Every single county in the United States is facing an affordable housing crisis
Since 2000, the price of housing has increased drastically and the amount of families unable to afford it has also gone up.
A new study from the Urban Institute reveals that without exception, from Alaska to Florida, not one single country in the United States has enough affordable housing units.
Counties pictured above in darker blue have a higher number of units per 100 families.
In 2013, for every family living in extreme poverty, (measured by the total household income being no more than 30% of the median income in any given county), only 28 out of 100 were able to afford housing.
When compared to data from 2000, less counties measure up, even if the amount of federal assistance has increased.
This map shows the year 2000 on the left and 2013 on the right, including government assistance.
Furthermore, without federal assistance from the HUD, the numbers would drop even further. For example, in Pulaski County, Arkansas, the cutoff for low-income for a family of four is $18,650. In 2013, 15,000 families met the criteria.
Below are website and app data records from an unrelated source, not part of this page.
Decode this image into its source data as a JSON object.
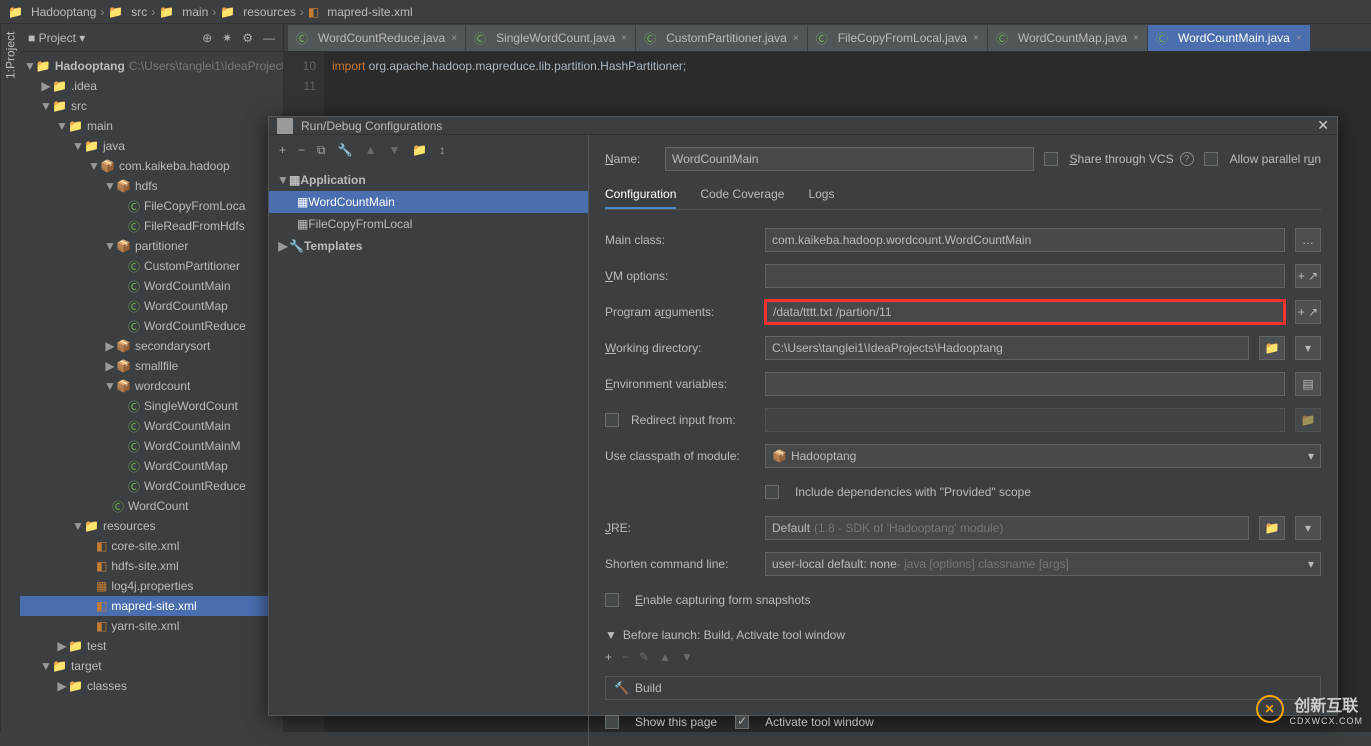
{
  "breadcrumb": [
    "Hadooptang",
    "src",
    "main",
    "resources",
    "mapred-site.xml"
  ],
  "projectPanel": {
    "title": "Project",
    "root": {
      "label": "Hadooptang",
      "path": "C:\\Users\\tanglei1\\IdeaProjects"
    }
  },
  "tree": {
    "idea": ".idea",
    "src": "src",
    "main": "main",
    "java": "java",
    "pkg": "com.kaikeba.hadoop",
    "hdfs": "hdfs",
    "hdfs_files": [
      "FileCopyFromLoca",
      "FileReadFromHdfs"
    ],
    "partitioner": "partitioner",
    "partitioner_files": [
      "CustomPartitioner",
      "WordCountMain",
      "WordCountMap",
      "WordCountReduce"
    ],
    "secondarysort": "secondarysort",
    "smallfile": "smallfile",
    "wordcount": "wordcount",
    "wordcount_files": [
      "SingleWordCount",
      "WordCountMain",
      "WordCountMainM",
      "WordCountMap",
      "WordCountReduce"
    ],
    "wordcount_obj": "WordCount",
    "resources": "resources",
    "resource_files": [
      "core-site.xml",
      "hdfs-site.xml",
      "log4j.properties",
      "mapred-site.xml",
      "yarn-site.xml"
    ],
    "test": "test",
    "target": "target",
    "classes": "classes"
  },
  "tabs": [
    {
      "label": "WordCountReduce.java"
    },
    {
      "label": "SingleWordCount.java"
    },
    {
      "label": "CustomPartitioner.java"
    },
    {
      "label": "FileCopyFromLocal.java"
    },
    {
      "label": "WordCountMap.java"
    },
    {
      "label": "WordCountMain.java",
      "active": true
    }
  ],
  "code": {
    "line10": {
      "kw": "import",
      "rest": " org.apache.hadoop.mapreduce.lib.partition.HashPartitioner;"
    },
    "gutterLines": [
      "10",
      "11"
    ]
  },
  "dialog": {
    "title": "Run/Debug Configurations",
    "tree": {
      "application": "Application",
      "items": [
        "WordCountMain",
        "FileCopyFromLocal"
      ],
      "templates": "Templates"
    },
    "nameLabel": "Name:",
    "nameValue": "WordCountMain",
    "shareLabel": "Share through VCS",
    "allowParallel": "Allow parallel run",
    "configTabs": [
      "Configuration",
      "Code Coverage",
      "Logs"
    ],
    "form": {
      "mainClassLabel": "Main class:",
      "mainClassValue": "com.kaikeba.hadoop.wordcount.WordCountMain",
      "vmLabel": "VM options:",
      "vmValue": "",
      "argsLabel": "Program arguments:",
      "argsValue": "/data/tttt.txt /partion/11",
      "wdLabel": "Working directory:",
      "wdValue": "C:\\Users\\tanglei1\\IdeaProjects\\Hadooptang",
      "envLabel": "Environment variables:",
      "envValue": "",
      "redirectLabel": "Redirect input from:",
      "classpathLabel": "Use classpath of module:",
      "classpathValue": "Hadooptang",
      "includeDeps": "Include dependencies with \"Provided\" scope",
      "jreLabel": "JRE:",
      "jreValue": "Default",
      "jreHint": "(1.8 - SDK of 'Hadooptang' module)",
      "shortenLabel": "Shorten command line:",
      "shortenValue": "user-local default: none",
      "shortenHint": " - java [options] classname [args]",
      "enableSnapshots": "Enable capturing form snapshots"
    },
    "beforeLaunch": "Before launch: Build, Activate tool window",
    "build": "Build",
    "showPage": "Show this page",
    "activateToolWindow": "Activate tool window"
  },
  "watermark": {
    "brand": "创新互联",
    "url": "CDXWCX.COM"
  },
  "sidebarLabel": "1:Project"
}
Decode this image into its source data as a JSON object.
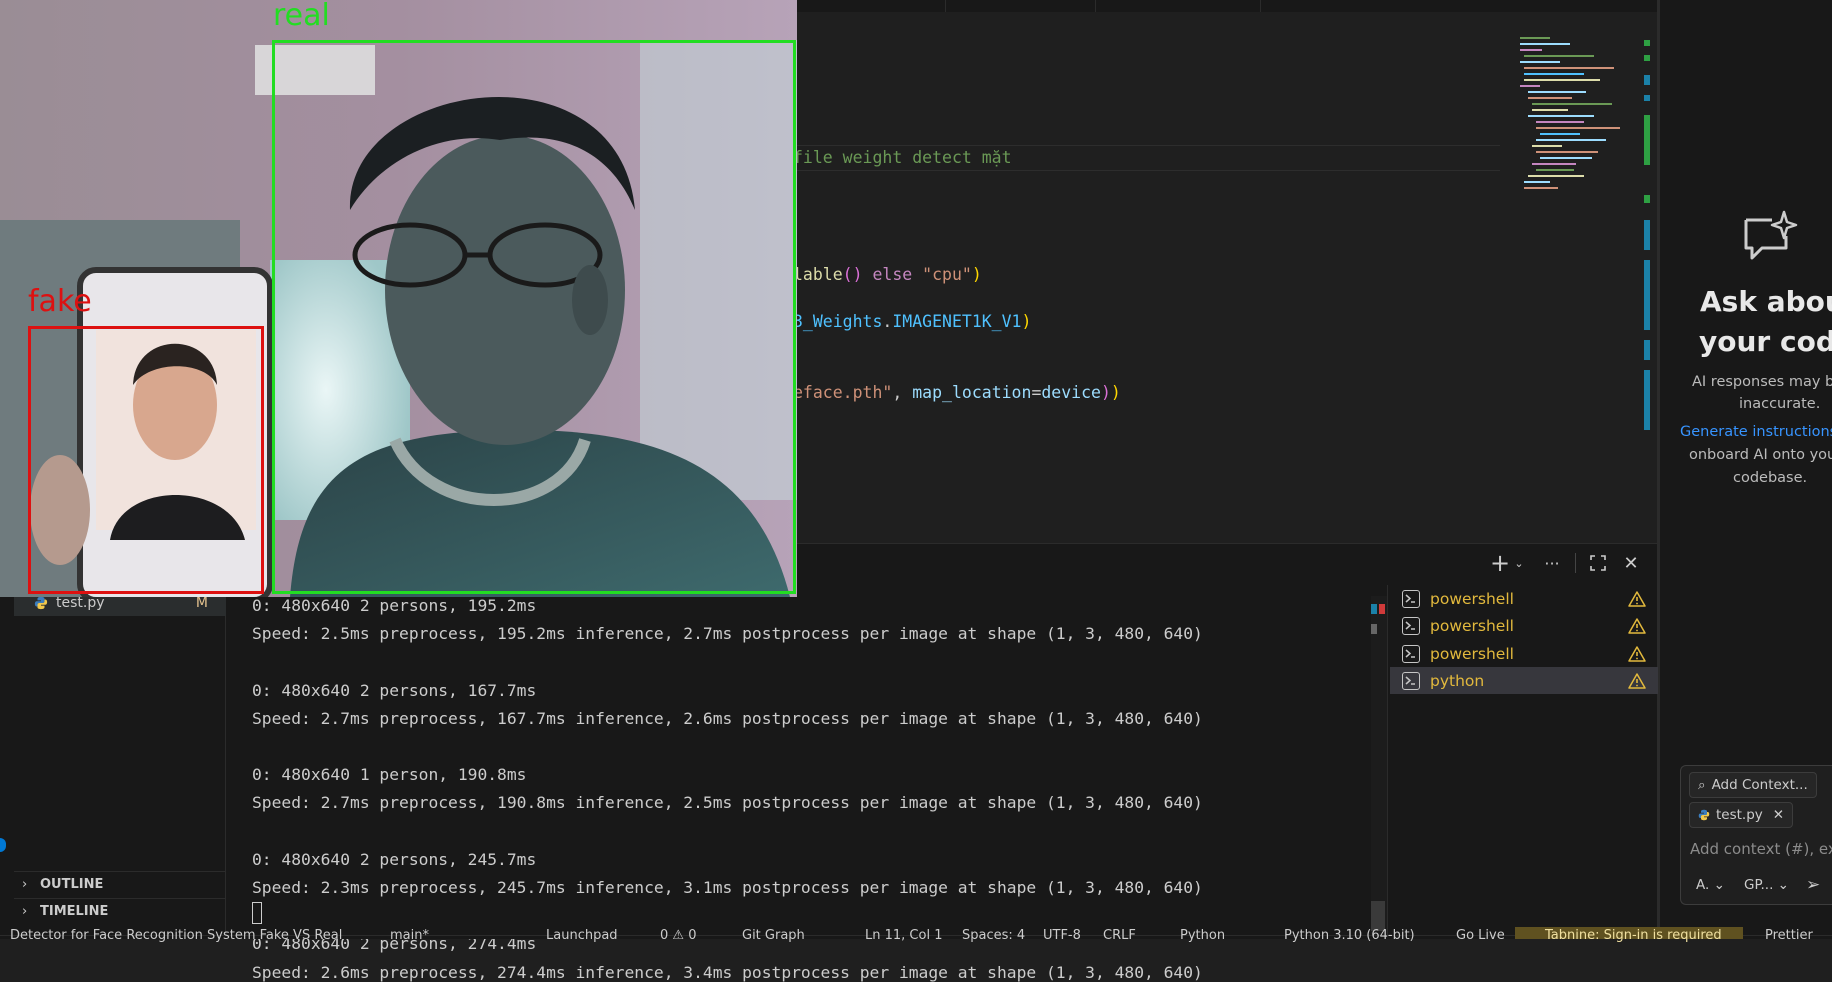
{
  "editor": {
    "code_lines": [
      {
        "parts": [
          {
            "cls": "tk-comment",
            "text": "file weight detect mặt"
          }
        ]
      },
      {
        "parts": [
          {
            "cls": "tk-fn",
            "text": "lable"
          },
          {
            "cls": "tk-paren2",
            "text": "()"
          },
          {
            "cls": "",
            "text": " "
          },
          {
            "cls": "tk-kw",
            "text": "else"
          },
          {
            "cls": "",
            "text": " "
          },
          {
            "cls": "tk-str",
            "text": "\"cpu\""
          },
          {
            "cls": "tk-paren",
            "text": ")"
          }
        ]
      },
      {
        "parts": [
          {
            "cls": "tk-ident",
            "text": "3_Weights"
          },
          {
            "cls": "",
            "text": "."
          },
          {
            "cls": "tk-ident",
            "text": "IMAGENET1K_V1"
          },
          {
            "cls": "tk-paren",
            "text": ")"
          }
        ]
      },
      {
        "parts": [
          {
            "cls": "tk-str",
            "text": "eface.pth\""
          },
          {
            "cls": "",
            "text": ", "
          },
          {
            "cls": "tk-var",
            "text": "map_location"
          },
          {
            "cls": "",
            "text": "="
          },
          {
            "cls": "tk-var",
            "text": "device"
          },
          {
            "cls": "tk-paren2",
            "text": ")"
          },
          {
            "cls": "tk-paren",
            "text": ")"
          }
        ]
      }
    ]
  },
  "sidebar": {
    "file": {
      "name": "test.py",
      "badge": "M"
    },
    "sections": [
      {
        "label": "OUTLINE"
      },
      {
        "label": "TIMELINE"
      }
    ]
  },
  "terminal": {
    "lines": [
      "0: 480x640 2 persons, 195.2ms",
      "Speed: 2.5ms preprocess, 195.2ms inference, 2.7ms postprocess per image at shape (1, 3, 480, 640)",
      "",
      "0: 480x640 2 persons, 167.7ms",
      "Speed: 2.7ms preprocess, 167.7ms inference, 2.6ms postprocess per image at shape (1, 3, 480, 640)",
      "",
      "0: 480x640 1 person, 190.8ms",
      "Speed: 2.7ms preprocess, 190.8ms inference, 2.5ms postprocess per image at shape (1, 3, 480, 640)",
      "",
      "0: 480x640 2 persons, 245.7ms",
      "Speed: 2.3ms preprocess, 245.7ms inference, 3.1ms postprocess per image at shape (1, 3, 480, 640)",
      "",
      "0: 480x640 2 persons, 274.4ms",
      "Speed: 2.6ms preprocess, 274.4ms inference, 3.4ms postprocess per image at shape (1, 3, 480, 640)"
    ],
    "sessions": [
      "powershell",
      "powershell",
      "powershell",
      "python"
    ],
    "active_session": 3
  },
  "panel_actions": {
    "new_terminal": "+",
    "more": "···",
    "maximize": "⛶",
    "close": "✕"
  },
  "chat": {
    "title_line1": "Ask about",
    "title_line2": "your code",
    "disclaimer_line1": "AI responses may b",
    "disclaimer_line2": "inaccurate.",
    "link_text": "Generate instructions",
    "onboard_line1": "onboard AI onto you",
    "onboard_line2": "codebase.",
    "add_context": "Add Context...",
    "context_file": "test.py",
    "placeholder": "Add context (#), ext",
    "mode": "A.",
    "model": "GP..."
  },
  "statusbar": {
    "repo": "Detector for Face Recognition System Fake VS Real",
    "branch": "main*",
    "launchpad": "Launchpad",
    "problems": "0 ⚠ 0",
    "git_graph": "Git Graph",
    "position": "Ln 11, Col 1",
    "spaces": "Spaces: 4",
    "encoding": "UTF-8",
    "eol": "CRLF",
    "language": "Python",
    "interpreter": "Python 3.10 (64-bit)",
    "go_live": "Go Live",
    "tabnine": "Tabnine: Sign-in is required",
    "prettier": "Prettier"
  },
  "camera": {
    "label_real": "real",
    "label_fake": "fake",
    "color_real": "#22dd22",
    "color_fake": "#dd1111"
  },
  "colors": {
    "accent": "#0078d4",
    "warning_text": "#e2b93d",
    "link": "#3794ff"
  }
}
Currently 24 out of 100 families can find affordable living, but without assistance, zero of them would be able to find housing.
Affordable housing units available without government assistance.
The data was compiled from the U.S. Census Bureau and U.S. Department of Housing and Urban Development.
The Urban Institute provides an interactive county by county map here.
All images: The Urban Institute